Start of RECORDS FOR THIS EXERCISE
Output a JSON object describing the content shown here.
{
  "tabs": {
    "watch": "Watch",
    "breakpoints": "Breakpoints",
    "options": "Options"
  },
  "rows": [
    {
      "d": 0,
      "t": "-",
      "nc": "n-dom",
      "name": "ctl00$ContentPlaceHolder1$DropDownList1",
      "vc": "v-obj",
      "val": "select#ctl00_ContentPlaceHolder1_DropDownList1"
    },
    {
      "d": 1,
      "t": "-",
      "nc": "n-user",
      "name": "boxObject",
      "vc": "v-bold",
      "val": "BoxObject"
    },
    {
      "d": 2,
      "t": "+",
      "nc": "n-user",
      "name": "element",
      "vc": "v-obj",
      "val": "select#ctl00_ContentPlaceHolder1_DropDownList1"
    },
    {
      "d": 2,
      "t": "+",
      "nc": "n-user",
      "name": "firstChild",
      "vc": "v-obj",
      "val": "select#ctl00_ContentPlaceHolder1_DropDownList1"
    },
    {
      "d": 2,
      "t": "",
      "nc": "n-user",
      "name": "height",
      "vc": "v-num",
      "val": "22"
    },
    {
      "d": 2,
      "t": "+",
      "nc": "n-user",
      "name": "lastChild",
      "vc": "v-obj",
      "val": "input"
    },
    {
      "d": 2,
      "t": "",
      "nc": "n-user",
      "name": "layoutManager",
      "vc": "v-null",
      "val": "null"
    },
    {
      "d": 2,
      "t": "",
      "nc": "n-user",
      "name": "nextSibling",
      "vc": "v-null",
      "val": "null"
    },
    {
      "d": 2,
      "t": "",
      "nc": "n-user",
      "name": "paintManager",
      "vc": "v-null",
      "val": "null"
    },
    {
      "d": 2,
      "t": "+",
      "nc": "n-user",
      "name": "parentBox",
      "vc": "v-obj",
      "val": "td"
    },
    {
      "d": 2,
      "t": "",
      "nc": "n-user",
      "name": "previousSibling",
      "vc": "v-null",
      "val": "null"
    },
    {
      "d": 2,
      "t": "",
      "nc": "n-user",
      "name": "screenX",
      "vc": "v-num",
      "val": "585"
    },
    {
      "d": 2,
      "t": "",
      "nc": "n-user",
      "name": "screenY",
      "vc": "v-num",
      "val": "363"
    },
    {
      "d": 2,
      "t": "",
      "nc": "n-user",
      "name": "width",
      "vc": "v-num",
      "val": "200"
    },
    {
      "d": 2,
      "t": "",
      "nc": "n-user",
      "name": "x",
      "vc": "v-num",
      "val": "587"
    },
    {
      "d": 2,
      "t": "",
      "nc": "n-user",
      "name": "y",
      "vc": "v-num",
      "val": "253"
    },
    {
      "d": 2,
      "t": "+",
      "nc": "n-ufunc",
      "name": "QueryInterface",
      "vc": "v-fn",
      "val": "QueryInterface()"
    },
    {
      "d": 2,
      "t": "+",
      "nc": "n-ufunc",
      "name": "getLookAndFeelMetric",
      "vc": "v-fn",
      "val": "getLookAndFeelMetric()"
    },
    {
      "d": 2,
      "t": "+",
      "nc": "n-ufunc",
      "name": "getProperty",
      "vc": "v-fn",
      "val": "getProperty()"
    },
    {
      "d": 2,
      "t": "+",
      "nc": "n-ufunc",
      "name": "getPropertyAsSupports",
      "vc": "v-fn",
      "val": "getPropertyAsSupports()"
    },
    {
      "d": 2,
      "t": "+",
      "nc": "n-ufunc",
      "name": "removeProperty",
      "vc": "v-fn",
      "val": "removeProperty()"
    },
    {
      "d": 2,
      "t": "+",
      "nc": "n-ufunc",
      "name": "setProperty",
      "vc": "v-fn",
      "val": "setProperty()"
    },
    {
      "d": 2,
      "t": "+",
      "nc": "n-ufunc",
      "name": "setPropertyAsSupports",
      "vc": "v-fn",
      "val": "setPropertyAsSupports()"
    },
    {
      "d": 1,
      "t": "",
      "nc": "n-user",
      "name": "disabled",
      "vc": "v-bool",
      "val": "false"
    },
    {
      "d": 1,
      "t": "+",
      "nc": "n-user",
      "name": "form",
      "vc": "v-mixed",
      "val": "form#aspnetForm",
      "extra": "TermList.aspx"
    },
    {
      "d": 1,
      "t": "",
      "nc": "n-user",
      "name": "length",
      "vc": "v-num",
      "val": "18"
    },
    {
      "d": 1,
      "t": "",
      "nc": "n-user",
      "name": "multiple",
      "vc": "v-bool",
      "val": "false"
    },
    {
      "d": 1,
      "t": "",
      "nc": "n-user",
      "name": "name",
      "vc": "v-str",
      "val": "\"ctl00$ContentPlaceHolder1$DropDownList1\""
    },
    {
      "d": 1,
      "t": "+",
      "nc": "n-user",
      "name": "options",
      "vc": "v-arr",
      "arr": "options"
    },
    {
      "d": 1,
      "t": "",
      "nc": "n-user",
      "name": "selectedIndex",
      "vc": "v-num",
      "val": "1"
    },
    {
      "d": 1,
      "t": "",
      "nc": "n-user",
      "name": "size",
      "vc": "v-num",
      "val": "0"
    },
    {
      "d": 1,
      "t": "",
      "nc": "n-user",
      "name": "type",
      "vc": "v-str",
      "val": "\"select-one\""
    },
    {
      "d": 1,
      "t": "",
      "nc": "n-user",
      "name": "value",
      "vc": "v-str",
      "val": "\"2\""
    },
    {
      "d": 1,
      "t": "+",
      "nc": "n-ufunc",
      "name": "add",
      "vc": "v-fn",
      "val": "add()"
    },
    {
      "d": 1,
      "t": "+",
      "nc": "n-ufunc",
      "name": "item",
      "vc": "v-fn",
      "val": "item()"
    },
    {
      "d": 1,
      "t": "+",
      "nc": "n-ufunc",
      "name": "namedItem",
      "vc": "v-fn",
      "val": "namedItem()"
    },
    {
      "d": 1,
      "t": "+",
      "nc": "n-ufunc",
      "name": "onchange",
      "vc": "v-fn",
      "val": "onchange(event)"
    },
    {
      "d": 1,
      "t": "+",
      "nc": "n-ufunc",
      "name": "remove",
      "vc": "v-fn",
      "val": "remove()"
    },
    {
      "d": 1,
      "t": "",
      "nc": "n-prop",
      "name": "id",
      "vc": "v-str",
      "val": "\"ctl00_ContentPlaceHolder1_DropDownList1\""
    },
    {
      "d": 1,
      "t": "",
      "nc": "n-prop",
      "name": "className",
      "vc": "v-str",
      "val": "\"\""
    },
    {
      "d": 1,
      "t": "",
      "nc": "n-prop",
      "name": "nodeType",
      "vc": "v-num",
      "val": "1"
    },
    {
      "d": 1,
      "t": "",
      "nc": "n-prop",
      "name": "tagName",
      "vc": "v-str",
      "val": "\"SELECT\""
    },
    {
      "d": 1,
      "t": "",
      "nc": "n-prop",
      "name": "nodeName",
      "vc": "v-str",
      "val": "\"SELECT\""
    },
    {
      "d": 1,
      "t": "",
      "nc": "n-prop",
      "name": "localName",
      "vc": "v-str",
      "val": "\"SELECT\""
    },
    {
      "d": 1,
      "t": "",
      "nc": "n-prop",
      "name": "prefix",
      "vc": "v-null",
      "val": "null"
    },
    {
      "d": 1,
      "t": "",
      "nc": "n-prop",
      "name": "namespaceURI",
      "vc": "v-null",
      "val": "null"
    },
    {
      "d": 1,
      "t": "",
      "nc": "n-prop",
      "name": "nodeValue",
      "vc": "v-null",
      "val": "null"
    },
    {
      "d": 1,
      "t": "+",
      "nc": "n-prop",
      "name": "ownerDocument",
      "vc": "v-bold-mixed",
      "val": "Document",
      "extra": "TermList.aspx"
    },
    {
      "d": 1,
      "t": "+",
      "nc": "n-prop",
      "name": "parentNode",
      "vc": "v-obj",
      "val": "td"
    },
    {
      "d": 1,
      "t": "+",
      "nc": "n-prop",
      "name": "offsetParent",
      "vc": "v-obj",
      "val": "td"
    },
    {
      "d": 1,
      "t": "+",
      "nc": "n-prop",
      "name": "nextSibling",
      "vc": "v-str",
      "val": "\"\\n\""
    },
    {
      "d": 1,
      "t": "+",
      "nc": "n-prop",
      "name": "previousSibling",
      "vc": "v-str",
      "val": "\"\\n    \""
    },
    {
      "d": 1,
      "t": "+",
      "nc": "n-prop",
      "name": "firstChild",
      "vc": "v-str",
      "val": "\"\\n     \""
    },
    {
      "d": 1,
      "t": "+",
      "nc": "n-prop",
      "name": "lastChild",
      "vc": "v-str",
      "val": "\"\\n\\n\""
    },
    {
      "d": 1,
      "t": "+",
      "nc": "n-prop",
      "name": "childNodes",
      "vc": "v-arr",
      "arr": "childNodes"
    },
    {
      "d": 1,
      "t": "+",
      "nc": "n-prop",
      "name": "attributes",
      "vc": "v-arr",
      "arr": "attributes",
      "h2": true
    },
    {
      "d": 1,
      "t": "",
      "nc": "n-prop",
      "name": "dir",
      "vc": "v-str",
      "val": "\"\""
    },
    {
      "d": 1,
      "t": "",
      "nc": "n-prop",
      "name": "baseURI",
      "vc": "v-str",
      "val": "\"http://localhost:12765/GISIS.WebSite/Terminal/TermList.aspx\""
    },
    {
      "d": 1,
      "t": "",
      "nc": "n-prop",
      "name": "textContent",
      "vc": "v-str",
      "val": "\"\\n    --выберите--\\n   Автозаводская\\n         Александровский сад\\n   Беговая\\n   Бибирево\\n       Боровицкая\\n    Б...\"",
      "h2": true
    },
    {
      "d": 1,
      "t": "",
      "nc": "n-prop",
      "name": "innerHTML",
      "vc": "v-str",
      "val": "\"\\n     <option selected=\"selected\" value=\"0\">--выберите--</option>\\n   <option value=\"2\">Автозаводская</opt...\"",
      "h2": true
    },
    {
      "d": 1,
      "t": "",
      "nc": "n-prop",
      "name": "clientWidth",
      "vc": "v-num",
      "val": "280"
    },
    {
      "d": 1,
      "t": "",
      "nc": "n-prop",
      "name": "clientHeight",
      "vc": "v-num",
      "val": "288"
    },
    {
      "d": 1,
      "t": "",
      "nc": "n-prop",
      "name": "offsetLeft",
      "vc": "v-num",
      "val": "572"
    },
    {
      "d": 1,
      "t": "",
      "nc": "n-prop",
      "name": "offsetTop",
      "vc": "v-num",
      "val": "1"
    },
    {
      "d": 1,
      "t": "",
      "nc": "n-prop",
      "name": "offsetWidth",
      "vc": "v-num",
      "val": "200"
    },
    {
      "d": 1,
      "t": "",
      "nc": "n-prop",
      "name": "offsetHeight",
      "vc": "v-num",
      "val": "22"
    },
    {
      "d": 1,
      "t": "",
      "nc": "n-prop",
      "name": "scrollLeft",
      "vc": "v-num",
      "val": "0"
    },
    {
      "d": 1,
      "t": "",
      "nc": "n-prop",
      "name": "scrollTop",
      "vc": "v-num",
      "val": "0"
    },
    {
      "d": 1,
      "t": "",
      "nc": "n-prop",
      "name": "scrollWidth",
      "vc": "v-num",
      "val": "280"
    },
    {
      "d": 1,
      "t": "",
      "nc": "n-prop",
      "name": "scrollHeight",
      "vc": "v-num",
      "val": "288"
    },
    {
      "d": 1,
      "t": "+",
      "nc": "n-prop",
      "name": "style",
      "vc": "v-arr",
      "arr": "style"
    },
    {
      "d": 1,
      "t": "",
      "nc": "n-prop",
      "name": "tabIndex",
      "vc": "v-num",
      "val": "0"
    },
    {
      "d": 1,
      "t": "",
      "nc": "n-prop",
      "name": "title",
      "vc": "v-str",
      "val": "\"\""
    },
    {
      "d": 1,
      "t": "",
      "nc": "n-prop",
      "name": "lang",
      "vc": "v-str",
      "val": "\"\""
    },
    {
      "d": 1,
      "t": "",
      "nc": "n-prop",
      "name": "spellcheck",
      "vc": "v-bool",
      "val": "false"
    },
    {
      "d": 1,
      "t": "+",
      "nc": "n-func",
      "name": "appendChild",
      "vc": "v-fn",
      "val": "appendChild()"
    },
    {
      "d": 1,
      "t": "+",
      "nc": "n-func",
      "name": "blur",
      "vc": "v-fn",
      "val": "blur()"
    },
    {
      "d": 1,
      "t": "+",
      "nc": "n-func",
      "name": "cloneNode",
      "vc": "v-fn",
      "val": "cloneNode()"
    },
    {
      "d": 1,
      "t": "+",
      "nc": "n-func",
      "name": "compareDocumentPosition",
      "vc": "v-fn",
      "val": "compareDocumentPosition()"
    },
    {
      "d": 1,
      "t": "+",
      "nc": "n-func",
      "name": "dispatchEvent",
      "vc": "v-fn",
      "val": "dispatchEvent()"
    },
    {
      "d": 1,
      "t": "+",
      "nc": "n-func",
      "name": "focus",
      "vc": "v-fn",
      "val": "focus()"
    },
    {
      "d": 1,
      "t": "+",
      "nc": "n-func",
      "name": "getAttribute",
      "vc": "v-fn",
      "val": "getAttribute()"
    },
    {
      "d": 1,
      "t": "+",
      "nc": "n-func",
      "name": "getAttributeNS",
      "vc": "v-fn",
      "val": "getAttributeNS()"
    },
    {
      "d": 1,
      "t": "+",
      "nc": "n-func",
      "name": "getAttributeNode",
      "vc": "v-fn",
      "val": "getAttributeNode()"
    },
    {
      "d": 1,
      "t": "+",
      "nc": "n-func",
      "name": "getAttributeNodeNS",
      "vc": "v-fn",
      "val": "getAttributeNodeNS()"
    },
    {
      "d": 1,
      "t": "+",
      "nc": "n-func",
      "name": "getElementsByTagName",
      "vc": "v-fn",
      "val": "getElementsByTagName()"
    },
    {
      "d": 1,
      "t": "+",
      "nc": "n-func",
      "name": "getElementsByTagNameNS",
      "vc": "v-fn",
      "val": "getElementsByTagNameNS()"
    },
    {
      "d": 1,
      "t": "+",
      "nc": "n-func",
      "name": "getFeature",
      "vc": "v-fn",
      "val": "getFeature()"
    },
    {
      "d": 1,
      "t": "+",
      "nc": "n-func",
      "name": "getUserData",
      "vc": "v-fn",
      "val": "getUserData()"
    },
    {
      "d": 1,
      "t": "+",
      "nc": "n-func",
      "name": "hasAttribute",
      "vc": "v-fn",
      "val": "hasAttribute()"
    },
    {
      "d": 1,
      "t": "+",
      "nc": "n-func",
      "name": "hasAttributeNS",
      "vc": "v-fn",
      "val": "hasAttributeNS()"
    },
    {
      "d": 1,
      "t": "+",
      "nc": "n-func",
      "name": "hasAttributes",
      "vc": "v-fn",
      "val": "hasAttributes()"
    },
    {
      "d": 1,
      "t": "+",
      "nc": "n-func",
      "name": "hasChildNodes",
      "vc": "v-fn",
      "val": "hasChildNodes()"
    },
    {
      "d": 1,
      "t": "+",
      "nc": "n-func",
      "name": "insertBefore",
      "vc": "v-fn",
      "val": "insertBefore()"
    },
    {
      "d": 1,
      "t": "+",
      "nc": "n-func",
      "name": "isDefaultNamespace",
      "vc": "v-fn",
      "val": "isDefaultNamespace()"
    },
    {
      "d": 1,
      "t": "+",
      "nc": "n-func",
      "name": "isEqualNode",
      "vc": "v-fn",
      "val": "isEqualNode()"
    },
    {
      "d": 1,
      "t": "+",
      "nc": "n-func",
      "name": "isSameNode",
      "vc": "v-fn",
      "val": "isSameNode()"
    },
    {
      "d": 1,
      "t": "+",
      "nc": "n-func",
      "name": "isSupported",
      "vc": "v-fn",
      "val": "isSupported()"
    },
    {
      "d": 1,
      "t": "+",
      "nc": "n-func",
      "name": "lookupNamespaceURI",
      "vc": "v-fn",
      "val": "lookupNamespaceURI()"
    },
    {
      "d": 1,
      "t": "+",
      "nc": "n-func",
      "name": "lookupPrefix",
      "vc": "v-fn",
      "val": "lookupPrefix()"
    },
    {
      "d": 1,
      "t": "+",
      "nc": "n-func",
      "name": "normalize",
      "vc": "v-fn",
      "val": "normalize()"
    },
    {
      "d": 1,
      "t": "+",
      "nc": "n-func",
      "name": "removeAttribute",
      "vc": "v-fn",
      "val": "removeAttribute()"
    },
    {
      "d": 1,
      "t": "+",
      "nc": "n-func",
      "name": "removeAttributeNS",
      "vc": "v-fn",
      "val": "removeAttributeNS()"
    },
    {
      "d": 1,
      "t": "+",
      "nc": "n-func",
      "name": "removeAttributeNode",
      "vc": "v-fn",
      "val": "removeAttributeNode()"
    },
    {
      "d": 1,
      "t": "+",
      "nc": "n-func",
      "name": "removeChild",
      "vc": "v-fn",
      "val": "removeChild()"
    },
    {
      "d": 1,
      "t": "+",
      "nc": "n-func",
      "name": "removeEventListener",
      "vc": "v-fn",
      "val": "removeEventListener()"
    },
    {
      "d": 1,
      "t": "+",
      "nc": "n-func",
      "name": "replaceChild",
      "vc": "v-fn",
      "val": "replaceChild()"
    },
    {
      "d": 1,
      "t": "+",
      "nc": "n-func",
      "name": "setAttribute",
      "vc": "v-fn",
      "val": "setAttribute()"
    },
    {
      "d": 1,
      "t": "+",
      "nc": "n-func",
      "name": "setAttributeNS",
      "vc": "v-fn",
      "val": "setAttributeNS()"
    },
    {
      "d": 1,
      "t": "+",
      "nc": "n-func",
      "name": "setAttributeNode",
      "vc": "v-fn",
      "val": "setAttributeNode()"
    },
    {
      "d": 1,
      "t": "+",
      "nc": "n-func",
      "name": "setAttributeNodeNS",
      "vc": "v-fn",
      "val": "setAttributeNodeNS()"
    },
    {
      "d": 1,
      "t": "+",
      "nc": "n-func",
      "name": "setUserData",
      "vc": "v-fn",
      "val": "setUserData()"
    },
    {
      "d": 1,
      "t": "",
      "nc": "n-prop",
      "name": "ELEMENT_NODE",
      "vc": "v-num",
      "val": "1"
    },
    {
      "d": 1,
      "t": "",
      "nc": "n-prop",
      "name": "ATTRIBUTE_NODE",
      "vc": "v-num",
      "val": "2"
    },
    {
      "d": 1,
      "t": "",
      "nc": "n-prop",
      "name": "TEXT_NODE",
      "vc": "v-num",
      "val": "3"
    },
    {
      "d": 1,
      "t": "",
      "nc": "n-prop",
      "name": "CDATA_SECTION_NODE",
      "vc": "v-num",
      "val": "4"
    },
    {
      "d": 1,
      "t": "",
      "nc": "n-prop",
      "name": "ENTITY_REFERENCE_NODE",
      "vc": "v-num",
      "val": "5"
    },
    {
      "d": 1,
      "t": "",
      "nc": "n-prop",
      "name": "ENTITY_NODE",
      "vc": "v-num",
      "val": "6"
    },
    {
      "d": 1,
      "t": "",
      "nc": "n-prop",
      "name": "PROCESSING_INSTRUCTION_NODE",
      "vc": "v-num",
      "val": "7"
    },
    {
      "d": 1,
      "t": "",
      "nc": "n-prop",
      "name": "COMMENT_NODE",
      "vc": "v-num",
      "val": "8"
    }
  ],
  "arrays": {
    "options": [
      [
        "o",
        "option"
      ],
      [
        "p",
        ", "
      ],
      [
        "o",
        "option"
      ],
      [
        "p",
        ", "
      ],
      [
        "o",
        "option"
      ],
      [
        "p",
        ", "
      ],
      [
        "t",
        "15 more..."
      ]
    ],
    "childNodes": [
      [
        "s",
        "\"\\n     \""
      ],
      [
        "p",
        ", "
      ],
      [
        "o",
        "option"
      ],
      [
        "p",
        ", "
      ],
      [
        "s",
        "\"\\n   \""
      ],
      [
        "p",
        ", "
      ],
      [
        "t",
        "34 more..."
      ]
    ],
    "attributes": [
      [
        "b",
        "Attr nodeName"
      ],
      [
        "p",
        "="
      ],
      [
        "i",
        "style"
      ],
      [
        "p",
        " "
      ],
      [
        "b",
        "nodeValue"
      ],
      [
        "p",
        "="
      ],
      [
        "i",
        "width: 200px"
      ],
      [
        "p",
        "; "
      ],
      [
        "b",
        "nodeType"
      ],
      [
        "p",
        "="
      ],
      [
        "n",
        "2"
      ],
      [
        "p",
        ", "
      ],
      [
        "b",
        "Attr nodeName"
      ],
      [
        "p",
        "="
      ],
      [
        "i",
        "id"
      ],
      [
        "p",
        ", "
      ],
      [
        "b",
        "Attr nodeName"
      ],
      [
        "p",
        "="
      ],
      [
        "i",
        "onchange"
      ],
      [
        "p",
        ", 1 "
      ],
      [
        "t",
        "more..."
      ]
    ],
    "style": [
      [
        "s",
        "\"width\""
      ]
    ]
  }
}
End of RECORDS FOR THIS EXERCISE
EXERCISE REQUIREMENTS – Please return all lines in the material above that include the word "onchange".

FINISHED TASK –
      "name": "onchange",
      "val": "onchange(event)"
        "onchange"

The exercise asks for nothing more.